Record extracts:
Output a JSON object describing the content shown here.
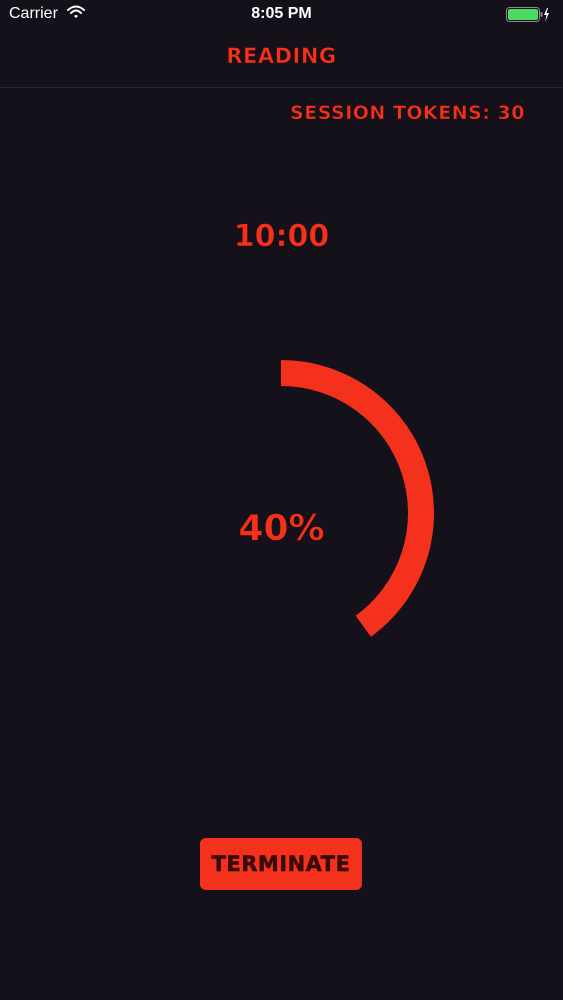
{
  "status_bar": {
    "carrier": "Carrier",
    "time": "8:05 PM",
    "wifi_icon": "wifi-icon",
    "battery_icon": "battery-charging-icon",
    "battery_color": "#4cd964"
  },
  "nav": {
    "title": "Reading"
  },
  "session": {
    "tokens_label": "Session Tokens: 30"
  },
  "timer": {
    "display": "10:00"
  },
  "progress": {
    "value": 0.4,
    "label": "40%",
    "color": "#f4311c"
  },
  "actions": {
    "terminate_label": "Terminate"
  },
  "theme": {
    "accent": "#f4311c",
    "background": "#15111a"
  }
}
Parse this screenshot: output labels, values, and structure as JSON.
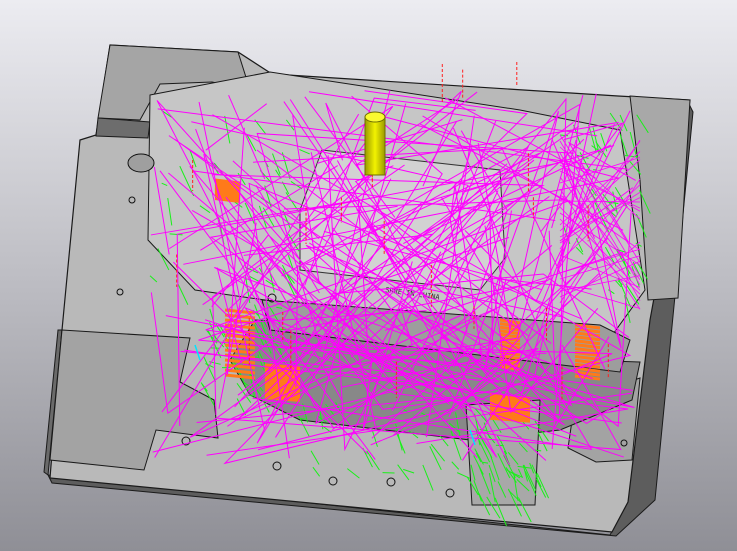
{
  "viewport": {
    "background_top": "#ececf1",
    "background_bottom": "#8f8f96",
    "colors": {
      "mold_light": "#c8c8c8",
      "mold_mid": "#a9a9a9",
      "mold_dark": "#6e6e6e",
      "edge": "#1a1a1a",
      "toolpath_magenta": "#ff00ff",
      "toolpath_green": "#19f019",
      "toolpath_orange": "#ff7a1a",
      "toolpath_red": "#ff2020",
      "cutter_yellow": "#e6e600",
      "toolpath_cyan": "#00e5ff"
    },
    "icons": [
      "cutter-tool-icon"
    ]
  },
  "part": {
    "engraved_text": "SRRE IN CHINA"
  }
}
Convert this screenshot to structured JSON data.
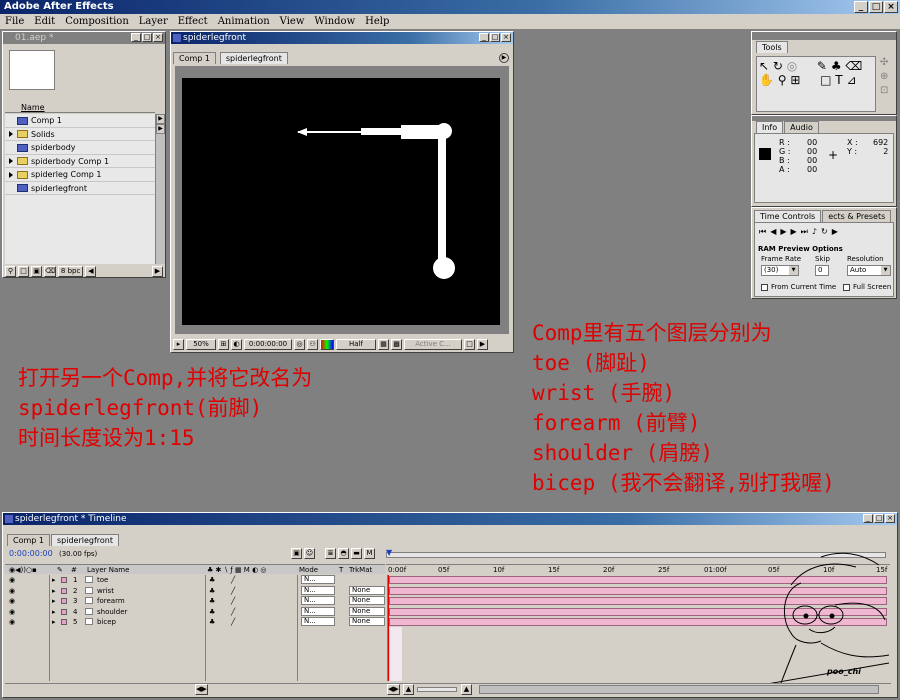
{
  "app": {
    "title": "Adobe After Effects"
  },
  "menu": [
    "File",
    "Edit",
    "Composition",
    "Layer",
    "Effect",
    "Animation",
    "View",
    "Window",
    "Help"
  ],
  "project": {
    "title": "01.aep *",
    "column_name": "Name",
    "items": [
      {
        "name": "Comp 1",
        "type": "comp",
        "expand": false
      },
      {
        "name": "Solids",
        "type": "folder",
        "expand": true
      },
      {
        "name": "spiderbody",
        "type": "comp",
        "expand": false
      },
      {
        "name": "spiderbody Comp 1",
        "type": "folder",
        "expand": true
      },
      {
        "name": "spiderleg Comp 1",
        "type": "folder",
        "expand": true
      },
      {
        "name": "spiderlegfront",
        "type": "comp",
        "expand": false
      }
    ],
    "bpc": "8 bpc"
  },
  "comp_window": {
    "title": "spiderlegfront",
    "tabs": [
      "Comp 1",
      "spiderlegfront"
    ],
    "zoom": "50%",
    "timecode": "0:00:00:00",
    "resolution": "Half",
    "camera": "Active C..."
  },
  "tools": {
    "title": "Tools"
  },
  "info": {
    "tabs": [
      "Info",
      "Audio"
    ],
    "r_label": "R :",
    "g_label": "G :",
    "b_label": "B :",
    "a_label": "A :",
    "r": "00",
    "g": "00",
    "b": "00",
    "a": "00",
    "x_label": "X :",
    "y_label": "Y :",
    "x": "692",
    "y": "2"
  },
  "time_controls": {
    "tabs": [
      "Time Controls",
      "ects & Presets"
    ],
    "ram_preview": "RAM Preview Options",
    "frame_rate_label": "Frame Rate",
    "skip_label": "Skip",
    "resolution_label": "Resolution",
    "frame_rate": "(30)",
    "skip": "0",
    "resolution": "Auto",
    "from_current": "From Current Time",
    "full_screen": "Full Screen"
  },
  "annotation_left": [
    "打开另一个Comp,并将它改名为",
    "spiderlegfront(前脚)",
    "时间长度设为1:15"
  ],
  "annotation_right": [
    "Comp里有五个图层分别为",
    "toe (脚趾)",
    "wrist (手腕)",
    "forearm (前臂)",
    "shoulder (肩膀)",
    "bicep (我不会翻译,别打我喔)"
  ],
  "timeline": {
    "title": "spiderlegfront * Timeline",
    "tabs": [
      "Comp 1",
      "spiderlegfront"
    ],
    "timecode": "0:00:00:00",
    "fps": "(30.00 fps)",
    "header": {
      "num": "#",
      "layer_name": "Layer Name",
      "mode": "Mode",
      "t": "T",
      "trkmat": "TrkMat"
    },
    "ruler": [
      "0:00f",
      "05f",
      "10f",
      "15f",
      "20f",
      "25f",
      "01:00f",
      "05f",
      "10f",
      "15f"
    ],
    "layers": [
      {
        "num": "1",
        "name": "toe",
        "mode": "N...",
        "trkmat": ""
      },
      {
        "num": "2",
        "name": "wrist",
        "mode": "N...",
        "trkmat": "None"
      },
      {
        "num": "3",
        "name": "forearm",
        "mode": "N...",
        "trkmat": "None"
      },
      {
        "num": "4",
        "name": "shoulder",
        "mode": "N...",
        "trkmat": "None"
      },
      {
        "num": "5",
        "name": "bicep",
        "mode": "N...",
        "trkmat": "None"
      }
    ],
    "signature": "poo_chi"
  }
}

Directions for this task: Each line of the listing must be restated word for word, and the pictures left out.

Response below:
Output a JSON object describing the content shown here.
{
  "status_bar": {
    "carrier": "Carrier",
    "time": "8:05 PM",
    "wifi_icon": "wifi-icon",
    "battery_icon": "battery-charging-icon",
    "battery_color": "#4cd964"
  },
  "nav": {
    "title": "Reading"
  },
  "session": {
    "tokens_label": "Session Tokens: 30"
  },
  "timer": {
    "display": "10:00"
  },
  "progress": {
    "value": 0.4,
    "label": "40%",
    "color": "#f4311c"
  },
  "actions": {
    "terminate_label": "Terminate"
  },
  "theme": {
    "accent": "#f4311c",
    "background": "#15111a"
  }
}
Parse this screenshot: output labels, values, and structure as JSON.
{
  "viewport": {
    "background_top": "#ececf1",
    "background_bottom": "#8f8f96",
    "colors": {
      "mold_light": "#c8c8c8",
      "mold_mid": "#a9a9a9",
      "mold_dark": "#6e6e6e",
      "edge": "#1a1a1a",
      "toolpath_magenta": "#ff00ff",
      "toolpath_green": "#19f019",
      "toolpath_orange": "#ff7a1a",
      "toolpath_red": "#ff2020",
      "cutter_yellow": "#e6e600",
      "toolpath_cyan": "#00e5ff"
    },
    "icons": [
      "cutter-tool-icon"
    ]
  },
  "part": {
    "engraved_text": "SRRE IN CHINA"
  }
}
Convert this screenshot to structured JSON data.
{
  "app": {
    "title": "Adobe After Effects"
  },
  "menu": [
    "File",
    "Edit",
    "Composition",
    "Layer",
    "Effect",
    "Animation",
    "View",
    "Window",
    "Help"
  ],
  "project": {
    "title": "01.aep *",
    "column_name": "Name",
    "items": [
      {
        "name": "Comp 1",
        "type": "comp",
        "expand": false
      },
      {
        "name": "Solids",
        "type": "folder",
        "expand": true
      },
      {
        "name": "spiderbody",
        "type": "comp",
        "expand": false
      },
      {
        "name": "spiderbody Comp 1",
        "type": "folder",
        "expand": true
      },
      {
        "name": "spiderleg Comp 1",
        "type": "folder",
        "expand": true
      },
      {
        "name": "spiderlegfront",
        "type": "comp",
        "expand": false
      }
    ],
    "bpc": "8 bpc"
  },
  "comp_window": {
    "title": "spiderlegfront",
    "tabs": [
      "Comp 1",
      "spiderlegfront"
    ],
    "zoom": "50%",
    "timecode": "0:00:00:00",
    "resolution": "Half",
    "camera": "Active C..."
  },
  "tools": {
    "title": "Tools"
  },
  "info": {
    "tabs": [
      "Info",
      "Audio"
    ],
    "r_label": "R :",
    "g_label": "G :",
    "b_label": "B :",
    "a_label": "A :",
    "r": "00",
    "g": "00",
    "b": "00",
    "a": "00",
    "x_label": "X :",
    "y_label": "Y :",
    "x": "692",
    "y": "2"
  },
  "time_controls": {
    "tabs": [
      "Time Controls",
      "ects & Presets"
    ],
    "ram_preview": "RAM Preview Options",
    "frame_rate_label": "Frame Rate",
    "skip_label": "Skip",
    "resolution_label": "Resolution",
    "frame_rate": "(30)",
    "skip": "0",
    "resolution": "Auto",
    "from_current": "From Current Time",
    "full_screen": "Full Screen"
  },
  "annotation_left": [
    "打开另一个Comp,并将它改名为",
    "spiderlegfront(前脚)",
    "时间长度设为1:15"
  ],
  "annotation_right": [
    "Comp里有五个图层分别为",
    "toe (脚趾)",
    "wrist (手腕)",
    "forearm (前臂)",
    "shoulder (肩膀)",
    "bicep (我不会翻译,别打我喔)"
  ],
  "timeline": {
    "title": "spiderlegfront * Timeline",
    "tabs": [
      "Comp 1",
      "spiderlegfront"
    ],
    "timecode": "0:00:00:00",
    "fps": "(30.00 fps)",
    "header": {
      "num": "#",
      "layer_name": "Layer Name",
      "mode": "Mode",
      "t": "T",
      "trkmat": "TrkMat"
    },
    "ruler": [
      "0:00f",
      "05f",
      "10f",
      "15f",
      "20f",
      "25f",
      "01:00f",
      "05f",
      "10f",
      "15f"
    ],
    "layers": [
      {
        "num": "1",
        "name": "toe",
        "mode": "N...",
        "trkmat": ""
      },
      {
        "num": "2",
        "name": "wrist",
        "mode": "N...",
        "trkmat": "None"
      },
      {
        "num": "3",
        "name": "forearm",
        "mode": "N...",
        "trkmat": "None"
      },
      {
        "num": "4",
        "name": "shoulder",
        "mode": "N...",
        "trkmat": "None"
      },
      {
        "num": "5",
        "name": "bicep",
        "mode": "N...",
        "trkmat": "None"
      }
    ],
    "signature": "poo_chi"
  }
}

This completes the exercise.